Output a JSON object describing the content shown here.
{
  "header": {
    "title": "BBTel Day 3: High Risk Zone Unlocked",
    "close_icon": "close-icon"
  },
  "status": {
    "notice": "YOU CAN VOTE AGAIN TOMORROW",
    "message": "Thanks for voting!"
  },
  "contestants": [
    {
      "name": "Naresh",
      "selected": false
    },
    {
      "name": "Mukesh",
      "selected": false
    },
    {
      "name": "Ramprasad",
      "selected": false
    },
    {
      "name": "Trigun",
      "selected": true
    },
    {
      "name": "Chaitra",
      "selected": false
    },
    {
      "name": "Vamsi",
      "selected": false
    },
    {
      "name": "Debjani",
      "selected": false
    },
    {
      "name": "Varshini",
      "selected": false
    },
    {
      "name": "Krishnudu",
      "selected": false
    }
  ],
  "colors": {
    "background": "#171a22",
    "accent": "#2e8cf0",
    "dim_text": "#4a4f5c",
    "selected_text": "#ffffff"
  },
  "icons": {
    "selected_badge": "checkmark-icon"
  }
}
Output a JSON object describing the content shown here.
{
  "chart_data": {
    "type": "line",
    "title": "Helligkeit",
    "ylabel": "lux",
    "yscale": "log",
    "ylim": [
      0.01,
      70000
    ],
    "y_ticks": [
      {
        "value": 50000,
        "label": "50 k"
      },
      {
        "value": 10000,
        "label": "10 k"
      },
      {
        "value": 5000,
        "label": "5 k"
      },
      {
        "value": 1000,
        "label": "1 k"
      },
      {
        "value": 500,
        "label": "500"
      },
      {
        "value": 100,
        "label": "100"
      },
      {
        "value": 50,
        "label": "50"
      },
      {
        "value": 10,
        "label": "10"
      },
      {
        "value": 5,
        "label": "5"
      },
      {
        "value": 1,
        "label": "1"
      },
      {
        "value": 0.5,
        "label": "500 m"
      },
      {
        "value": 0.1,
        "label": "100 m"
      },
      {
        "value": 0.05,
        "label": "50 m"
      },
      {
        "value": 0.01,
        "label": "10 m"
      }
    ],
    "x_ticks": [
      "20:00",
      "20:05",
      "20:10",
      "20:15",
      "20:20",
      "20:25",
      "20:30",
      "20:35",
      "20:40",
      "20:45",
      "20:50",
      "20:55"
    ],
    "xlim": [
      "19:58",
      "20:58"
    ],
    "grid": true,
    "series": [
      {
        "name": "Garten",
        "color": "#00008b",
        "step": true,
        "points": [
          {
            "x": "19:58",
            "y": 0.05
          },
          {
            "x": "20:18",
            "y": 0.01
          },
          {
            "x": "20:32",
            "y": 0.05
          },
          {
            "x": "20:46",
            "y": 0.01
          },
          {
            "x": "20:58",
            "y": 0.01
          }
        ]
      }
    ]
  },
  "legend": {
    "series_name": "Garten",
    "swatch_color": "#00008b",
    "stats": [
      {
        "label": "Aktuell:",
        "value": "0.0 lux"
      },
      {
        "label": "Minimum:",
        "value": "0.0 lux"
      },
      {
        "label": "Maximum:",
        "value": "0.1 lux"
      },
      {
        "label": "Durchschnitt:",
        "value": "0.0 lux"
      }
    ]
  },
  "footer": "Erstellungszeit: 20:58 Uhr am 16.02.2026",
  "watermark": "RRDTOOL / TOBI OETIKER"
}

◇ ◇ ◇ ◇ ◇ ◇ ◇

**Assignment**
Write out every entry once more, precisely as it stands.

**Written solution**
Output a JSON object describing the content shown here.
{
  "header": {
    "title": "BBTel Day 3: High Risk Zone Unlocked",
    "close_icon": "close-icon"
  },
  "status": {
    "notice": "YOU CAN VOTE AGAIN TOMORROW",
    "message": "Thanks for voting!"
  },
  "contestants": [
    {
      "name": "Naresh",
      "selected": false
    },
    {
      "name": "Mukesh",
      "selected": false
    },
    {
      "name": "Ramprasad",
      "selected": false
    },
    {
      "name": "Trigun",
      "selected": true
    },
    {
      "name": "Chaitra",
      "selected": false
    },
    {
      "name": "Vamsi",
      "selected": false
    },
    {
      "name": "Debjani",
      "selected": false
    },
    {
      "name": "Varshini",
      "selected": false
    },
    {
      "name": "Krishnudu",
      "selected": false
    }
  ],
  "colors": {
    "background": "#171a22",
    "accent": "#2e8cf0",
    "dim_text": "#4a4f5c",
    "selected_text": "#ffffff"
  },
  "icons": {
    "selected_badge": "checkmark-icon"
  }
}
Output a JSON object describing the content shown here.
{
  "chart_data": {
    "type": "line",
    "title": "Helligkeit",
    "ylabel": "lux",
    "yscale": "log",
    "ylim": [
      0.01,
      70000
    ],
    "y_ticks": [
      {
        "value": 50000,
        "label": "50 k"
      },
      {
        "value": 10000,
        "label": "10 k"
      },
      {
        "value": 5000,
        "label": "5 k"
      },
      {
        "value": 1000,
        "label": "1 k"
      },
      {
        "value": 500,
        "label": "500"
      },
      {
        "value": 100,
        "label": "100"
      },
      {
        "value": 50,
        "label": "50"
      },
      {
        "value": 10,
        "label": "10"
      },
      {
        "value": 5,
        "label": "5"
      },
      {
        "value": 1,
        "label": "1"
      },
      {
        "value": 0.5,
        "label": "500 m"
      },
      {
        "value": 0.1,
        "label": "100 m"
      },
      {
        "value": 0.05,
        "label": "50 m"
      },
      {
        "value": 0.01,
        "label": "10 m"
      }
    ],
    "x_ticks": [
      "20:00",
      "20:05",
      "20:10",
      "20:15",
      "20:20",
      "20:25",
      "20:30",
      "20:35",
      "20:40",
      "20:45",
      "20:50",
      "20:55"
    ],
    "xlim": [
      "19:58",
      "20:58"
    ],
    "grid": true,
    "series": [
      {
        "name": "Garten",
        "color": "#00008b",
        "step": true,
        "points": [
          {
            "x": "19:58",
            "y": 0.05
          },
          {
            "x": "20:18",
            "y": 0.01
          },
          {
            "x": "20:32",
            "y": 0.05
          },
          {
            "x": "20:46",
            "y": 0.01
          },
          {
            "x": "20:58",
            "y": 0.01
          }
        ]
      }
    ]
  },
  "legend": {
    "series_name": "Garten",
    "swatch_color": "#00008b",
    "stats": [
      {
        "label": "Aktuell:",
        "value": "0.0 lux"
      },
      {
        "label": "Minimum:",
        "value": "0.0 lux"
      },
      {
        "label": "Maximum:",
        "value": "0.1 lux"
      },
      {
        "label": "Durchschnitt:",
        "value": "0.0 lux"
      }
    ]
  },
  "footer": "Erstellungszeit: 20:58 Uhr am 16.02.2026",
  "watermark": "RRDTOOL / TOBI OETIKER"
}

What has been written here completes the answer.